John gave me the book: Raw: The Uncook Book when it came out in 1999 after seeing an interview with its author, Juliano Brotman.  I was new to vegetarianism back then and looking for inspiration.

The idea behind "raw" (sometimes called living foods, raw veganism, rawism) is that fruits, vegetables, nuts and seeds are the most beneficial to our bodies in their natural state.  When we cook them, they lose enzymes and phytonutrients. So, a raw apple is in the absolute best state for our body to use it. Bake it and it loses something but is still good for us; add sugar then let it sit in a jar on a shelf and it retains very little value; create chemical apple flavor and call it Apple Jacks and we've lost the plot.

Many of the writers talk about the vibration of living foods—that living things vibrate at a higher level than dead things—and therefore create better energy for our bodies and souls. Since we are all made up of energy (think Einstein's famous formula), it seems a plausible theory. As a girl who believes in a world spoken into being, I can conceive that there may be more to it than we can scientifically measure and create a pill to replace.

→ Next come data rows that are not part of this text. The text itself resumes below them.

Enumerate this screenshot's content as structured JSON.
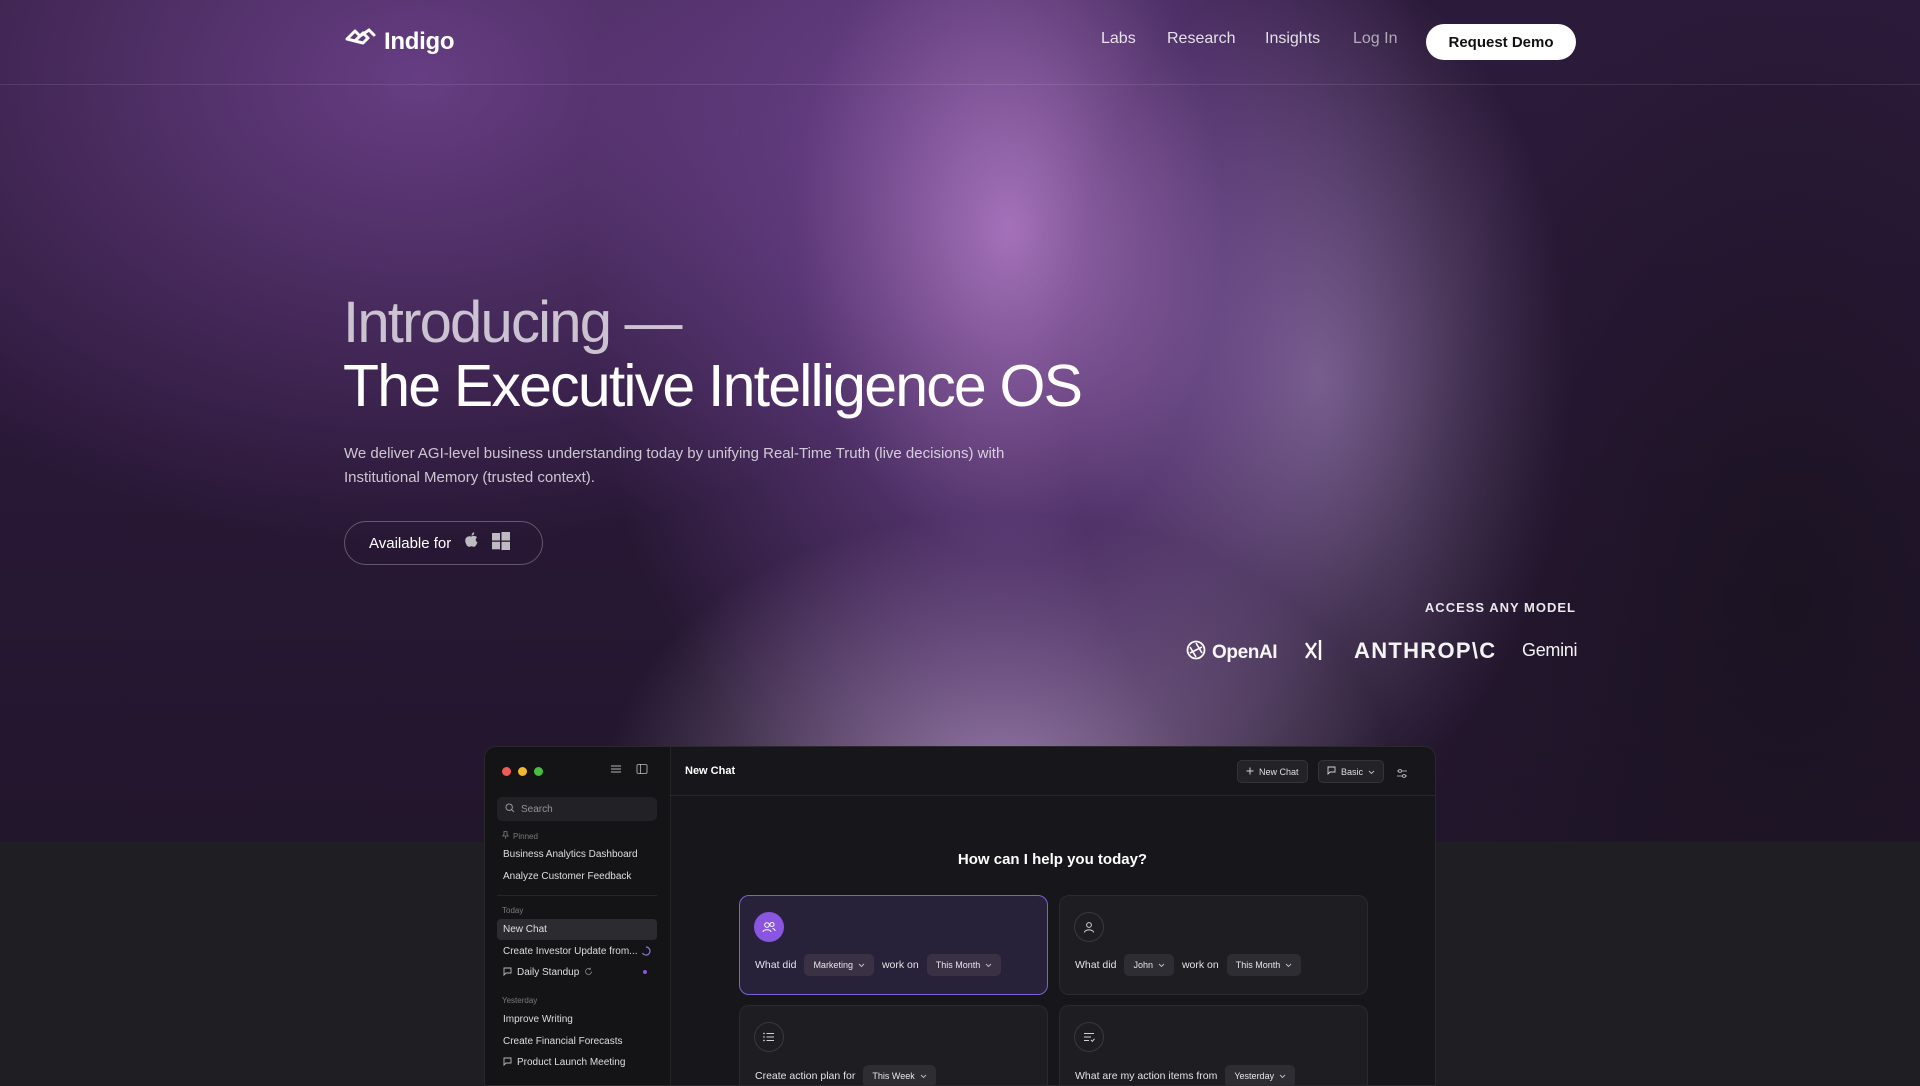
{
  "brand": {
    "name": "Indigo"
  },
  "nav": {
    "links": [
      "Labs",
      "Research",
      "Insights",
      "Log In"
    ],
    "cta": "Request Demo"
  },
  "hero": {
    "intro": "Introducing —",
    "headline": "The Executive Intelligence OS",
    "description": "We deliver AGI-level business understanding today by unifying Real-Time Truth (live decisions) with Institutional Memory (trusted context).",
    "available_label": "Available for",
    "platform_icons": [
      "apple-icon",
      "windows-icon"
    ]
  },
  "models": {
    "heading": "ACCESS ANY MODEL",
    "logos": [
      "OpenAI",
      "xAI",
      "ANTHROP\\C",
      "Gemini"
    ]
  },
  "app": {
    "search_placeholder": "Search",
    "sidebar": {
      "pinned_label": "Pinned",
      "pinned": [
        "Business Analytics Dashboard",
        "Analyze Customer Feedback"
      ],
      "today_label": "Today",
      "today": [
        "New Chat",
        "Create Investor Update from...",
        "Daily Standup"
      ],
      "yesterday_label": "Yesterday",
      "yesterday": [
        "Improve Writing",
        "Create Financial Forecasts",
        "Product Launch Meeting"
      ]
    },
    "chat_title": "New Chat",
    "header_buttons": {
      "new_chat": "New Chat",
      "mode": "Basic"
    },
    "prompt": "How can I help you today?",
    "cards": [
      {
        "parts": [
          "What did",
          "Marketing",
          "work on",
          "This Month"
        ]
      },
      {
        "parts": [
          "What did",
          "John",
          "work on",
          "This Month"
        ]
      },
      {
        "parts": [
          "Create action plan for",
          "This Week"
        ]
      },
      {
        "parts": [
          "What are my action items from",
          "Yesterday"
        ]
      }
    ]
  },
  "colors": {
    "accent": "#8a55e0",
    "background": "#1f1e22",
    "hero_glow": "#d69cee"
  }
}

Since that first book, I've read a lot of raw veggie gurus such as David Wolfe, Ani Phyo, Yuri Elkaim and Natalia Rose.  And while I haven't found 100% raw to be sustainable for me (nor do I feel like it needs to be), I have found that when I'm eating at least 50% raw I simply feel better. (And it gets way easier to sustain a lower weight.)

The tools for making raw foods are different than conventional cooking.  They rely on high-end blenders,  mandolin slicers, spiralizers, juicers and dehydrators (that only heat foods to 115 degrees).

Sunday night, I went to a class at Be Raw Food and Juice Cafe in Dallas. They taught us to make raw pastas and sauces.  Since everything is made from living foods, the noodles are typically created from vegetables that are spiral sliced.  You can make a super-quick version at home by using a vegetable peeler to slice "ribbons" of zucchini.   (I like to soak mine in salt water first then drain before serving to make them a little softer.) Serve them raw on a plate topped with a drizzle of olive oil, salt, chopped tomatoes, fresh garlic and basil or make a simple a pesto sauce.

I've found with cooking that it isn't something I can learn from a book.  Somebody needs to show me.  I'm glad Be Raw is committed to teaching skills. And the best part of taking classes? Eating the results!
© Random Cathy
Maira Gall